Warning: I have this analytical brain. I overthink. I’ve always done so and it’s not easy to turn that function off. Maybe as a consequence of that I sometimes get melancholy. Just recently I had three consecutive days of misery, thick as tar, dragging me down. It’s hard to see any good on those days. However I’m resilient and I don’t feel that way most of the time and when I do I know how to deal with it. I still overanalyse things as is evident from this blog but these meanderings are not on my mind all day. I’m thinking mainly about lunch right now.
I feel as though I am back in my old life but I have changed in some vital way, therefore everything is different, yet externally it’s the same. I am trying to think of a good metaphor to explain but I am struggling. It’s like throwing a lump of limestone into a pond. There is a splash and ripples travel far across the pond and then it returns to calm, as though nothing happened. The rock meanwhile is on the bottom of the pond and slowly it dissolves into the pond. Pond weed grows on it in the short term, but over time it dissolves to leave no trace.
I returned to work this week, just a few hours. It was strange going in at the usual time.

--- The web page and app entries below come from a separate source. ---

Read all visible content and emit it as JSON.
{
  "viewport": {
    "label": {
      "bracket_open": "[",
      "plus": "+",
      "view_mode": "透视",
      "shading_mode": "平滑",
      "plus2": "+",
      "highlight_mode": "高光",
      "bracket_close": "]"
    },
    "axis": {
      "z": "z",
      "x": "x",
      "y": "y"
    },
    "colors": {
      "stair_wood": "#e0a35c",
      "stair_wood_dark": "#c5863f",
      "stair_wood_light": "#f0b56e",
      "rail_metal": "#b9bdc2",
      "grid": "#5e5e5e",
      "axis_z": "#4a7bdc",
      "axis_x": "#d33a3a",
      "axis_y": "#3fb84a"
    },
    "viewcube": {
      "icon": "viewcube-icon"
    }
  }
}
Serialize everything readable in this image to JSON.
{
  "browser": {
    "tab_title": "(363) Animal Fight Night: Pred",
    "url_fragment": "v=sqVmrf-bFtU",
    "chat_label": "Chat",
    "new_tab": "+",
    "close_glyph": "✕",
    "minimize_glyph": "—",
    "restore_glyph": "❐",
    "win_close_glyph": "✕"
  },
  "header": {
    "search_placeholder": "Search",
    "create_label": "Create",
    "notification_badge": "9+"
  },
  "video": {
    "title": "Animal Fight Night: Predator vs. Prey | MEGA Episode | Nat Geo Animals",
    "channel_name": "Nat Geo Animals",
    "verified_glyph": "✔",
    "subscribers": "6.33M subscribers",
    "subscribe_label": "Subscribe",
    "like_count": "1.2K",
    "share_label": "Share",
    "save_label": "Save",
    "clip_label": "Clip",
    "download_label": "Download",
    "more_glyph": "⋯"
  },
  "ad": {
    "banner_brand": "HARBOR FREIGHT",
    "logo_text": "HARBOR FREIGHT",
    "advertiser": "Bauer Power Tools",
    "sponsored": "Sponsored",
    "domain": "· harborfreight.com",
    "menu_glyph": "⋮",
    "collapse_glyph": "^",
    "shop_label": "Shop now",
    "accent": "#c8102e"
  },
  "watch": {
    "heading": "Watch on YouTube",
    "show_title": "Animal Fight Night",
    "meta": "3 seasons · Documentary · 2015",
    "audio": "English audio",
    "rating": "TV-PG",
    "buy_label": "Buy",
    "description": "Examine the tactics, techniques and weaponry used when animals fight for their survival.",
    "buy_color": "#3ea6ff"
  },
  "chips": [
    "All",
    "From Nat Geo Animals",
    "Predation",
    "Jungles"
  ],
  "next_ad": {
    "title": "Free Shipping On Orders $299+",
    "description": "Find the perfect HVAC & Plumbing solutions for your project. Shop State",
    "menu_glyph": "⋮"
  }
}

I signed in and went into the “man cave” and sat at my desk. It didn’t feel like my desk any more. It looked the same, it had accumulated more clutter but it was essentially the same desk. Some things were where I had left them, others had moved and I was damned if I could find them. The laptop looked the same but it had acquired new bad habits, the keys typing letters only when they felt like it and then too many at a time. Subtle changes.
I was excited to be back. Like a child returning to school after the summer holidays to greet friends he hadn’t seen for a while. It provided me with an insight. This is what it will be like when you’re not here. The environment changes slowly, things are imperceptibly different and that is how it should be.
I babbled all day, filling the air with silly jokes, questions and pet theories for this and that. I used a week’s worth, maybe more, of talk into a few hours. “He’ll settle down, he’s just excited to see everyone.” The following day I deliberately talked less and tried to focus on work. There was a satisfaction in completing tasks from my list. Inside a voice is telling me “it’s a trick”.
Yesterday I read two beautiful posts from people on different FB cancer sites. One person was told that their angiosarcoma was gone and that it was unlikely to return and the person was diagnosed as NED (No evidence of disease). I felt joy and wanted to break into the hallelujah chorus. What a fantastic thing to read. My brain latched onto that news. Maybe I will be NED. Maybe a Dr will say to me; “Paul, there is no sign of the disease and it’s unlikely to return.” Can you imagine that? To not feel the constant pressure of the scythe’s blade on your neck. That would be great. I could resume my life normally and not feel as though I’m walking on eggshells, trying not to break any, for fear of attracting the reaper’s attention.
Was this sense of joy and hope part of the trick too?
Meanwhile I’m getting smaller and smaller. Like an Alka Seltzer tablet in the pond, fizzing away, reducing piece by piece.